  2. I am a teacher. About 2% of the population are teachers. I really don’t care how many teachers are in the movies I see. I don’t go to movies to see teachers and I don’t avoid movies which don’t have teachers in them. I am really looking for a good story. I think the vast majority of people who go to see mainstream movies feel the same way. If the story calls for a teacher, that’s fine, but don’t just put a teacher in there to make the small minority of teachers with low self-esteem happy.

  3. JOE S HILL says:

    Sorry GLADD, but Homosexuality themed movies like your self-chosen lifestyles is still a puke-out loud piece of same sex perversion, and I hope that there are still many sane minded people left in this business to keep your disgusting acts and concepts at arm’s length!

  4. DougW says:

    Ask them what they think of Freeform. If you only watched the former ABC Family channel you’d think 20% of Americans are LGBT.
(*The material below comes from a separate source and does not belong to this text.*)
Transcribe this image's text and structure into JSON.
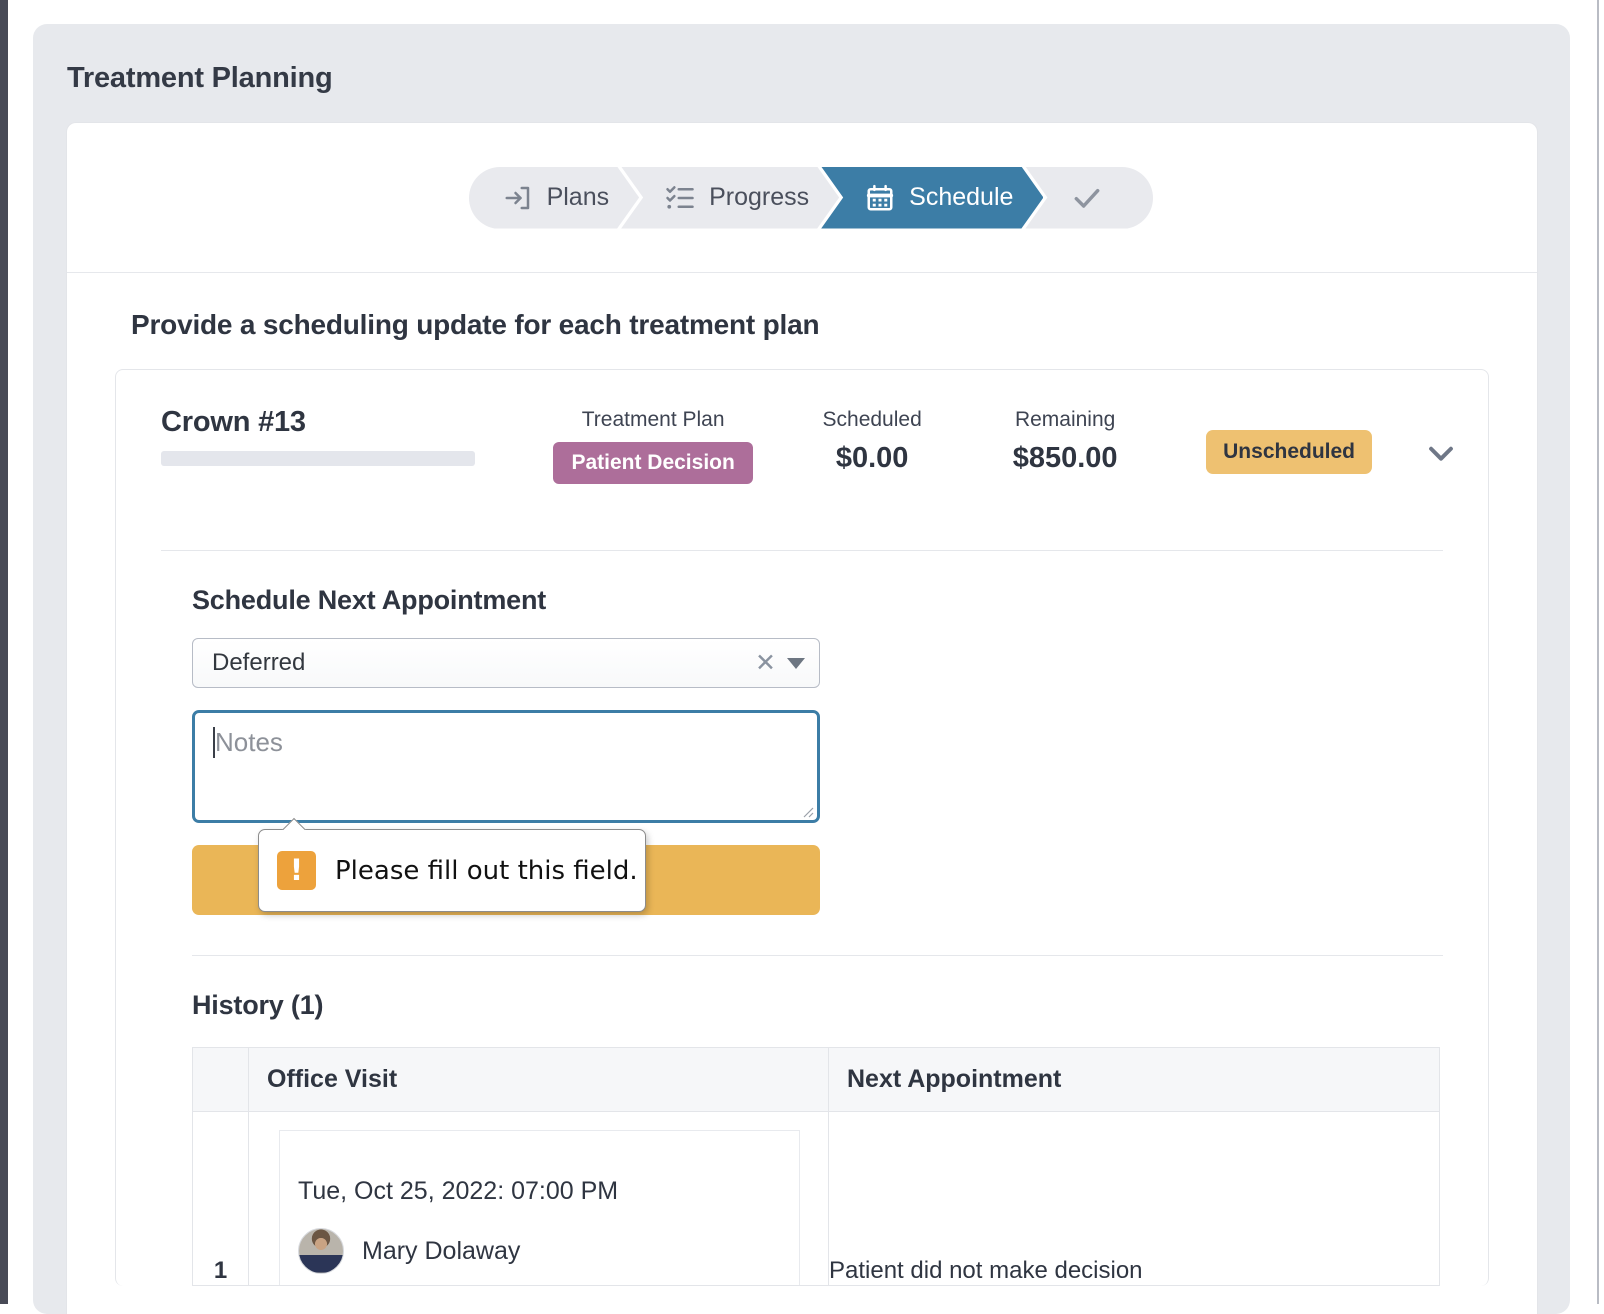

    • It’s funny ’cause it’s true! Although I think GLAAD is jumping the gun here, because we have films like Call Me by Your Name, God’s Own Country, Tom of Finland, A Fantastic Woman, et al. emerging during Oscar season. (Plus the Evan Rachel Wood and Rachel Weisz/Rachel McAdams lesbian films that premiered at TIFF….Interesting, a lot of Rachels playing lesbians!) Meanwhile, there were a few indie titles earlier this year. Overall, it’s one of the stronger years for movies with prominent LGBT characters. And Moonlight did just win. To me, it’s on the upswing. So a good handful per year that are of high-caliber quality? That’s all I ask for, really.

  5. jillian says:

    Who would pay to watch these freaks of nature anyway? I mean they’re a fraction of the overall population and unless you work on Broadway or for Disney, you don’t see many at all. Nobody wants to see these genetic defects. Go AIDS?

  6. Gary Kiser says:

    The take away here is that audiences wish to be entertained, not preached to.

  7. Charles Grossman says:

    Unsurprisingly, there still seem to be plenty of LGBTQ characters and themes in small indie films. (My favorite most recently is “The Happys” with Janeane Garofalo, which screened at last year’s Miami/Ft. Lauderdale LGBT Film Festival.)

  8. Ted Faraone says:

    This is a very thought provoking article. I can say from experience that creators do not necessarily look for diversity in writing treatments or scripts. How much of this is a result of blindness to diversity and how much is due to the blinkers some wear in order to focus on the work is an open question. I suspect that the issue applies as much to LGBTQ creators as it does to those who fall into none of those categories. The same has also been said of race and gender.

    When I was a kid (longer ago than I care to admit) many gay actors played straight romantic leading roles. Straight actors often played gay roles. Everyone in the biz knew about Rock Hudson, but that did not diminish his proficiency as a straight romantic lead. That’s why they call it “acting.” Larry Luckinbill played the gay lead in “Boys in the Band,” and I believe he is straight.

    A quota system is an unpleasantly blunt instrument. But looking at the numbers can’t hurt. GLAAD have opened an avenue for discussion. I wish only that they had looked at a longer span of time, like a year rather than a quarter.

    Please note that this is a “punch-line free” post.

  9. adam says:

    it should be changed to GB.. since if your not straight then your gay pr bisexual.. a lesbian is just a gay woman .. why should gay woman get a special name to call themselves?

  10. Walter says:

    What a horse’s ass. Your mother must be so proud of you.

More Film News from Variety